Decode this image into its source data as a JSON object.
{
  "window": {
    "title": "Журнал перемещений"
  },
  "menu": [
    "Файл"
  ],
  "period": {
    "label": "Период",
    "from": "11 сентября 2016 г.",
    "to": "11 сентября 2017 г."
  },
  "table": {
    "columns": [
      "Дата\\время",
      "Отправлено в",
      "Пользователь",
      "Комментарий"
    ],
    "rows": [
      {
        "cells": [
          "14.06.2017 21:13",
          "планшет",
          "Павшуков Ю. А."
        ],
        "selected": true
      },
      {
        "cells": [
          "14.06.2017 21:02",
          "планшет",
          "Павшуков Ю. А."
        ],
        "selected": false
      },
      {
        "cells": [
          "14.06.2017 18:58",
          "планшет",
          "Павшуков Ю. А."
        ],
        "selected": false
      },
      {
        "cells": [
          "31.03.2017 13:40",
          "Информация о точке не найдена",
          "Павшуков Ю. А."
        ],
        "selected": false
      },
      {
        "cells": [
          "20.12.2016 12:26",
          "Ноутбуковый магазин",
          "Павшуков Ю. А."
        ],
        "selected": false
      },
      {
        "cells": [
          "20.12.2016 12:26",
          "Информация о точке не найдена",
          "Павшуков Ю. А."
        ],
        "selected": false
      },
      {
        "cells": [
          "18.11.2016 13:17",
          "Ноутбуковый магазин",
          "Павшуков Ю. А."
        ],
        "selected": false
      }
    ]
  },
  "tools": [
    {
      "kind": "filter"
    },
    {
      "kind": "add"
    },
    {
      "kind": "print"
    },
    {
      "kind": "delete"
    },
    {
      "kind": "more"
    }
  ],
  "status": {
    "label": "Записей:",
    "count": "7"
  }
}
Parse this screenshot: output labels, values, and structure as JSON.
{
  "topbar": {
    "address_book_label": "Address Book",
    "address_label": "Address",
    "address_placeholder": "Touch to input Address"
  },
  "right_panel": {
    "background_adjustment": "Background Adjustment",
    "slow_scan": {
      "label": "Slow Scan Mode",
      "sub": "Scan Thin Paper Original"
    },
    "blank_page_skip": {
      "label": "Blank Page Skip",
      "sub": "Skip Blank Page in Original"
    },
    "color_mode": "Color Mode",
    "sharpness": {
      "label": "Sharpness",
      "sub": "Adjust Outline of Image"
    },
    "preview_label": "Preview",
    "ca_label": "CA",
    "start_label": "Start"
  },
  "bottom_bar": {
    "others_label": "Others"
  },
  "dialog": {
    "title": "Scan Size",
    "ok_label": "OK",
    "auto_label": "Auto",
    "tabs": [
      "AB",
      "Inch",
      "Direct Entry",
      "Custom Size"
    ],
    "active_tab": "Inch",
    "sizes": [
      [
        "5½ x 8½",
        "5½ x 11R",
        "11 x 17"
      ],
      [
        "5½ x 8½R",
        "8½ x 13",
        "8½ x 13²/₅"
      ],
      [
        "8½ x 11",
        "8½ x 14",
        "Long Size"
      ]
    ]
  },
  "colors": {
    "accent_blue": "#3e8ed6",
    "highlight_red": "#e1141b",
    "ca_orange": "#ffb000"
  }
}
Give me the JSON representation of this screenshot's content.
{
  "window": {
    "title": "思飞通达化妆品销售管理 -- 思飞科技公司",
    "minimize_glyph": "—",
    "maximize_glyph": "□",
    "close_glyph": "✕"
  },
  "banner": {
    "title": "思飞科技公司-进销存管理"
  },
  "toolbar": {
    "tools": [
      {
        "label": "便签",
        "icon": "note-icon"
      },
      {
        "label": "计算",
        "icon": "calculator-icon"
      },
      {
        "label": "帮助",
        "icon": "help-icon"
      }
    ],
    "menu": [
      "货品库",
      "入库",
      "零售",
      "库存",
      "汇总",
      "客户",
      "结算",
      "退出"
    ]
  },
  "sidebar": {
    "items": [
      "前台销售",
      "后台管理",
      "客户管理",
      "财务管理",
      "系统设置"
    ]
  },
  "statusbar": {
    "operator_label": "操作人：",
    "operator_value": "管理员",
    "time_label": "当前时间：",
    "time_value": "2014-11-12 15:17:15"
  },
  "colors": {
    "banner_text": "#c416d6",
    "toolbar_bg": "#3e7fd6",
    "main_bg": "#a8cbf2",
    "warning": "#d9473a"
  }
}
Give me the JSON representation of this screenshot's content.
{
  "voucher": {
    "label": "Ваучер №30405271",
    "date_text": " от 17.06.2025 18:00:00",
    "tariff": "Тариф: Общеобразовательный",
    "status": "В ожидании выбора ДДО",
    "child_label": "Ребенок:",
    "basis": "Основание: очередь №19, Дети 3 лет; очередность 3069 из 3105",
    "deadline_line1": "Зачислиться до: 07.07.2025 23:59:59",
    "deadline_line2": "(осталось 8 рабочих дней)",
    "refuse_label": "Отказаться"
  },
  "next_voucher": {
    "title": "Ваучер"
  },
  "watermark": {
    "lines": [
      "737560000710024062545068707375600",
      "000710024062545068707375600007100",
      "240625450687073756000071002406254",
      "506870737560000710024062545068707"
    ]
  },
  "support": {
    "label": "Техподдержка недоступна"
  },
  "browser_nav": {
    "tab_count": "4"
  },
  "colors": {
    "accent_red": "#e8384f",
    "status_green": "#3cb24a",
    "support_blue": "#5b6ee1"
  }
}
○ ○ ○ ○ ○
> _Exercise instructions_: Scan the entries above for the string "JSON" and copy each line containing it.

> _Completed exercise_:
Decode this image into its source data as a JSON object.
Parse this screenshot: output labels, values, and structure as JSON.
Give me the JSON representation of this screenshot's content.
Give me the JSON representation of this screenshot's content.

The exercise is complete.